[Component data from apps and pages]
● ● ● ● ●
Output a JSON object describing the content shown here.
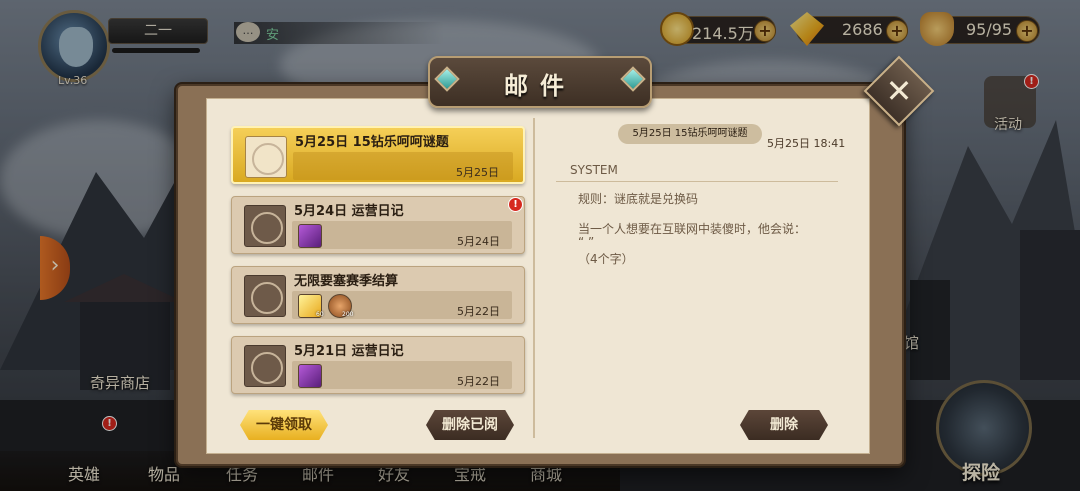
{
  "player": {
    "name": "二一",
    "level": "Lv.36"
  },
  "chat": {
    "icon": "chat-bubble-icon",
    "preview": "安"
  },
  "resources": {
    "gold": {
      "icon": "gold-coin-icon",
      "value": "214.5万"
    },
    "diamond": {
      "icon": "diamond-icon",
      "value": "2686"
    },
    "stamina": {
      "icon": "stamina-food-icon",
      "value": "95/95"
    }
  },
  "scene": {
    "shop_label": "奇异商店",
    "hall_label": "馆",
    "activity_label": "活动",
    "explore_label": "探险"
  },
  "nav": [
    "英雄",
    "物品",
    "任务",
    "邮件",
    "好友",
    "宝戒",
    "商城"
  ],
  "dialog": {
    "title": "邮件",
    "claim_all_label": "一键领取",
    "delete_read_label": "删除已阅",
    "delete_label": "删除"
  },
  "mails": [
    {
      "title": "5月25日 15钻乐呵呵谜题",
      "date": "5月25日",
      "selected": true,
      "has_alert": false,
      "attachments": []
    },
    {
      "title": "5月24日 运营日记",
      "date": "5月24日",
      "selected": false,
      "has_alert": true,
      "attachments": [
        {
          "icon": "purple-card-icon",
          "count": ""
        }
      ]
    },
    {
      "title": "无限要塞赛季结算",
      "date": "5月22日",
      "selected": false,
      "has_alert": false,
      "attachments": [
        {
          "icon": "diamond-icon",
          "count": "60"
        },
        {
          "icon": "bronze-medal-icon",
          "count": "200"
        }
      ]
    },
    {
      "title": "5月21日 运营日记",
      "date": "5月22日",
      "selected": false,
      "has_alert": false,
      "attachments": [
        {
          "icon": "purple-card-icon",
          "count": ""
        }
      ]
    }
  ],
  "detail": {
    "subject": "5月25日 15钻乐呵呵谜题",
    "datetime": "5月25日 18:41",
    "sender": "SYSTEM",
    "lines": [
      "规则：谜底就是兑换码",
      "当一个人想要在互联网中装傻时，他会说：",
      "“ ”",
      "（4个字）"
    ]
  },
  "colors": {
    "gold_accent": "#e8b020",
    "alert_red": "#d6291f",
    "paper": "#efe6d4"
  }
}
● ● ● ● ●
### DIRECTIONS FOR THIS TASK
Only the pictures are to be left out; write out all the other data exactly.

### RESPONSE
Output a JSON object describing the content shown here.
{
  "player": {
    "name": "二一",
    "level": "Lv.36"
  },
  "chat": {
    "icon": "chat-bubble-icon",
    "preview": "安"
  },
  "resources": {
    "gold": {
      "icon": "gold-coin-icon",
      "value": "214.5万"
    },
    "diamond": {
      "icon": "diamond-icon",
      "value": "2686"
    },
    "stamina": {
      "icon": "stamina-food-icon",
      "value": "95/95"
    }
  },
  "scene": {
    "shop_label": "奇异商店",
    "hall_label": "馆",
    "activity_label": "活动",
    "explore_label": "探险"
  },
  "nav": [
    "英雄",
    "物品",
    "任务",
    "邮件",
    "好友",
    "宝戒",
    "商城"
  ],
  "dialog": {
    "title": "邮件",
    "claim_all_label": "一键领取",
    "delete_read_label": "删除已阅",
    "delete_label": "删除"
  },
  "mails": [
    {
      "title": "5月25日 15钻乐呵呵谜题",
      "date": "5月25日",
      "selected": true,
      "has_alert": false,
      "attachments": []
    },
    {
      "title": "5月24日 运营日记",
      "date": "5月24日",
      "selected": false,
      "has_alert": true,
      "attachments": [
        {
          "icon": "purple-card-icon",
          "count": ""
        }
      ]
    },
    {
      "title": "无限要塞赛季结算",
      "date": "5月22日",
      "selected": false,
      "has_alert": false,
      "attachments": [
        {
          "icon": "diamond-icon",
          "count": "60"
        },
        {
          "icon": "bronze-medal-icon",
          "count": "200"
        }
      ]
    },
    {
      "title": "5月21日 运营日记",
      "date": "5月22日",
      "selected": false,
      "has_alert": false,
      "attachments": [
        {
          "icon": "purple-card-icon",
          "count": ""
        }
      ]
    }
  ],
  "detail": {
    "subject": "5月25日 15钻乐呵呵谜题",
    "datetime": "5月25日 18:41",
    "sender": "SYSTEM",
    "lines": [
      "规则：谜底就是兑换码",
      "当一个人想要在互联网中装傻时，他会说：",
      "“ ”",
      "（4个字）"
    ]
  },
  "colors": {
    "gold_accent": "#e8b020",
    "alert_red": "#d6291f",
    "paper": "#efe6d4"
  }
}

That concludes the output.